**Aim of the exercise**.
Check each line of the listing for the word "теми" and report how many lines contain it, giving nothing but the number.
Exercise material section start
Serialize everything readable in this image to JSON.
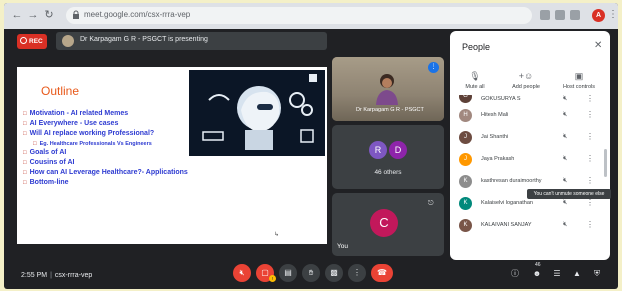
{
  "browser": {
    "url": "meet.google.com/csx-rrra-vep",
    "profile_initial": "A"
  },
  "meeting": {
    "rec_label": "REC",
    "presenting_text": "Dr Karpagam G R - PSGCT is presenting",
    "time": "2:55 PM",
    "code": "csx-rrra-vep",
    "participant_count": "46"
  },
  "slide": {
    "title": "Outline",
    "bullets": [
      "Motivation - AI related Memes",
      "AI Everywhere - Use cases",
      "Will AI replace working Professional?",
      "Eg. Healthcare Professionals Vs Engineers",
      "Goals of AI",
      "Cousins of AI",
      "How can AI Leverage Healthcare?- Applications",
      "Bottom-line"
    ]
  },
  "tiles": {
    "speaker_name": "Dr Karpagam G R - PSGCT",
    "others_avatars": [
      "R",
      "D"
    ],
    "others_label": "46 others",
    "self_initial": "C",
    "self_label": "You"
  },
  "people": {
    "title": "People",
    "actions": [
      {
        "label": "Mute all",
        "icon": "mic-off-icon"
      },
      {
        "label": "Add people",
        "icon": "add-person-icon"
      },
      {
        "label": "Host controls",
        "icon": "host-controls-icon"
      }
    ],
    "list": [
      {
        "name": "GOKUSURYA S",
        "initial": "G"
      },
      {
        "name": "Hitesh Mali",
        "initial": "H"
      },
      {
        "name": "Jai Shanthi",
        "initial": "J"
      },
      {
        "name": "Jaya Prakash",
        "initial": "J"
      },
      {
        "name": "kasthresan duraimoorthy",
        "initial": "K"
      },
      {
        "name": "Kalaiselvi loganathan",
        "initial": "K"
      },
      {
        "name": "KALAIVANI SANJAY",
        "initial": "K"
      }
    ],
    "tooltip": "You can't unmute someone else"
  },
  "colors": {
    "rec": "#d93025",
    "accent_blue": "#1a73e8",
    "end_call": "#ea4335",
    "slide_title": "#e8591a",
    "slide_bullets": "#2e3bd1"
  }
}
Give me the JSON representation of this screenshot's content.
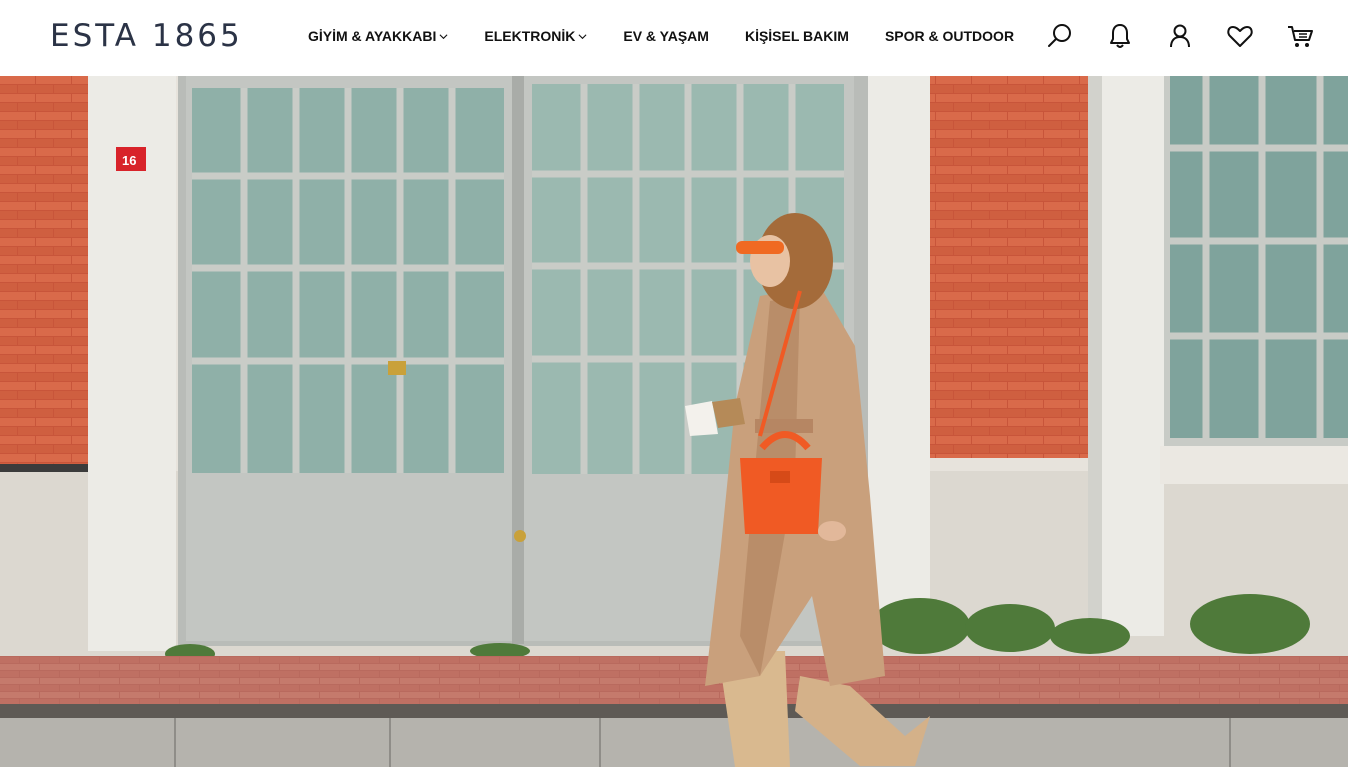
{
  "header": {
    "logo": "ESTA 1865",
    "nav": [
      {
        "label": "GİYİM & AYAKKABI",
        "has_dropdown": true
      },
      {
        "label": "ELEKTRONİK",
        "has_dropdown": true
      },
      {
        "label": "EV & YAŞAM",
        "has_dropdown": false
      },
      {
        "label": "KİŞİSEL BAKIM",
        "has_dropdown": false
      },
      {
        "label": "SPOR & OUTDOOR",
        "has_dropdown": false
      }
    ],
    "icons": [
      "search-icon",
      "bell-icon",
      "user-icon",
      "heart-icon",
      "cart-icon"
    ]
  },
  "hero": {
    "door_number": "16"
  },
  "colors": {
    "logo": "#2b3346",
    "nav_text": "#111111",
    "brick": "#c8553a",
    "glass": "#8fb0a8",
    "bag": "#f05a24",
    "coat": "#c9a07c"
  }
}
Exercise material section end
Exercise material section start
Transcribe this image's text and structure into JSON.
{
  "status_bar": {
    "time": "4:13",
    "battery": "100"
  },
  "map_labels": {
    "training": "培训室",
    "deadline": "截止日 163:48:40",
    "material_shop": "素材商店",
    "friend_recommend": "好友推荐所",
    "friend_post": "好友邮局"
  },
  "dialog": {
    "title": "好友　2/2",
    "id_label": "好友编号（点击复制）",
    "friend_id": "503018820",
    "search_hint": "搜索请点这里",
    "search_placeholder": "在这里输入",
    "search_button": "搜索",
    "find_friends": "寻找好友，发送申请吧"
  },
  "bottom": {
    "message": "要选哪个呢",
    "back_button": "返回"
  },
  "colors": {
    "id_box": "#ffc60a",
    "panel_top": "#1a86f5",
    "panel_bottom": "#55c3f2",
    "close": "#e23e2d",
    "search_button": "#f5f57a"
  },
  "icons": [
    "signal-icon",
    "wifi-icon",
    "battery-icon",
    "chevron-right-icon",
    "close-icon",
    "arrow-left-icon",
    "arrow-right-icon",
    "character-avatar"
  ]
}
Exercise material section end
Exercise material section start
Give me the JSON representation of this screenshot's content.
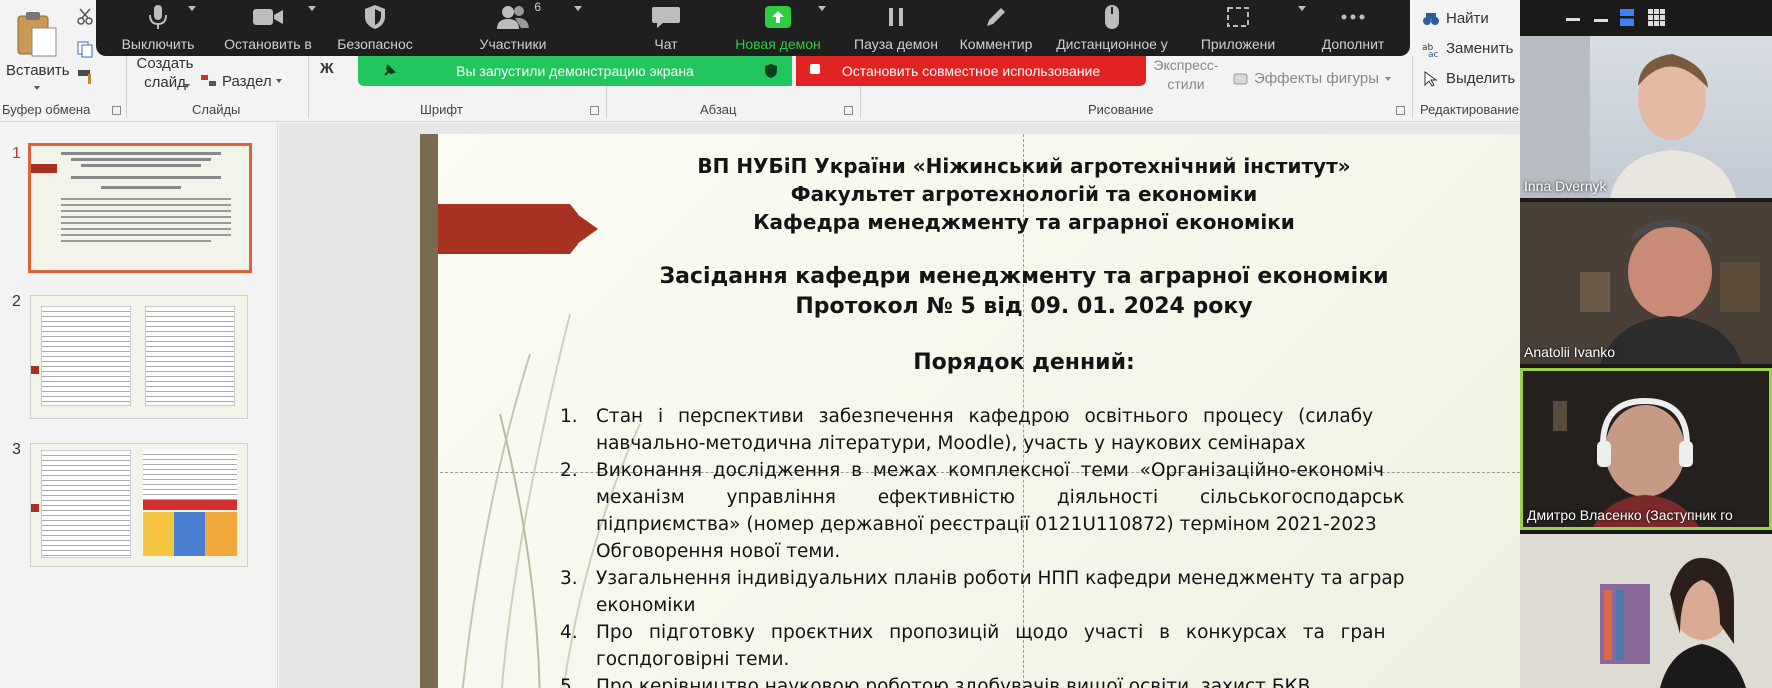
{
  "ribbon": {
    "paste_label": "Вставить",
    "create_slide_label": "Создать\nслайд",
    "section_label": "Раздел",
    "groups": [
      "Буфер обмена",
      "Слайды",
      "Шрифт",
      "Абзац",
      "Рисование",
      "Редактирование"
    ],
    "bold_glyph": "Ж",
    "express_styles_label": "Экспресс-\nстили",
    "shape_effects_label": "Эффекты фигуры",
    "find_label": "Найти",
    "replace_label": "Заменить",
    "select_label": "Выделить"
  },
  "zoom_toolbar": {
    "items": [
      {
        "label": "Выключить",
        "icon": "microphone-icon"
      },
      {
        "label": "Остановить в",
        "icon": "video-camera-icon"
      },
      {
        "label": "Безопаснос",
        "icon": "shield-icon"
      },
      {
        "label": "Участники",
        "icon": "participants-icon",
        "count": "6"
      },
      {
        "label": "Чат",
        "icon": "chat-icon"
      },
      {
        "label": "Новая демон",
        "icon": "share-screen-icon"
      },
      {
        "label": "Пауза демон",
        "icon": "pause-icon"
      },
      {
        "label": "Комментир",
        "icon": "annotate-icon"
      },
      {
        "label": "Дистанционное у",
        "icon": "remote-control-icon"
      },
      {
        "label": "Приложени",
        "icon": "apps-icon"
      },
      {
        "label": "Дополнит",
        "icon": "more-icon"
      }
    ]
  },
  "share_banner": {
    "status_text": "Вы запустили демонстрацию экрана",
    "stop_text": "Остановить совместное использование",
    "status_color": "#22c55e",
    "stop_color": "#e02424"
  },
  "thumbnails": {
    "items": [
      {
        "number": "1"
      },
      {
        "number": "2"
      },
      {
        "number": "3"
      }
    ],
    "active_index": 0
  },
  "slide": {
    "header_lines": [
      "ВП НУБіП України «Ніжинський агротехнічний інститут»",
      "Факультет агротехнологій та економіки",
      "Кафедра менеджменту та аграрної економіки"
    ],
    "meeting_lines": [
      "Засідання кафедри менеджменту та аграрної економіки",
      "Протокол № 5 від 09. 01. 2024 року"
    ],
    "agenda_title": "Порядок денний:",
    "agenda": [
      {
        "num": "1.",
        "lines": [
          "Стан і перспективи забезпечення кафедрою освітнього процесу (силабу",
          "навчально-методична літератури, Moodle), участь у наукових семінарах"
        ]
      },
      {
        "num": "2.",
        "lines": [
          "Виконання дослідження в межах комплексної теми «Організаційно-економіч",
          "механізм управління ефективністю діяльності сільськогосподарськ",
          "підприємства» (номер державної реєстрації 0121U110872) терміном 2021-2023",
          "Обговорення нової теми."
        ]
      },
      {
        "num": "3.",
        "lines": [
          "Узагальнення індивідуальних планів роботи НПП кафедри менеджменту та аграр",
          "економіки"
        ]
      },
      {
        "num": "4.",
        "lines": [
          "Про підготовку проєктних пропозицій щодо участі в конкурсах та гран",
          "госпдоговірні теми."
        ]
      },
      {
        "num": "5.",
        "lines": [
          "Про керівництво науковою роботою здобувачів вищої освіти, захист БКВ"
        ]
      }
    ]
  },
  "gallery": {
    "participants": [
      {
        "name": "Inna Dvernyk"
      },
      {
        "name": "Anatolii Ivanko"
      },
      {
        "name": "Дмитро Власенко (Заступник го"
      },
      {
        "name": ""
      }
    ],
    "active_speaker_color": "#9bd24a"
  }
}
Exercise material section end
**Reply to the exercise**.
3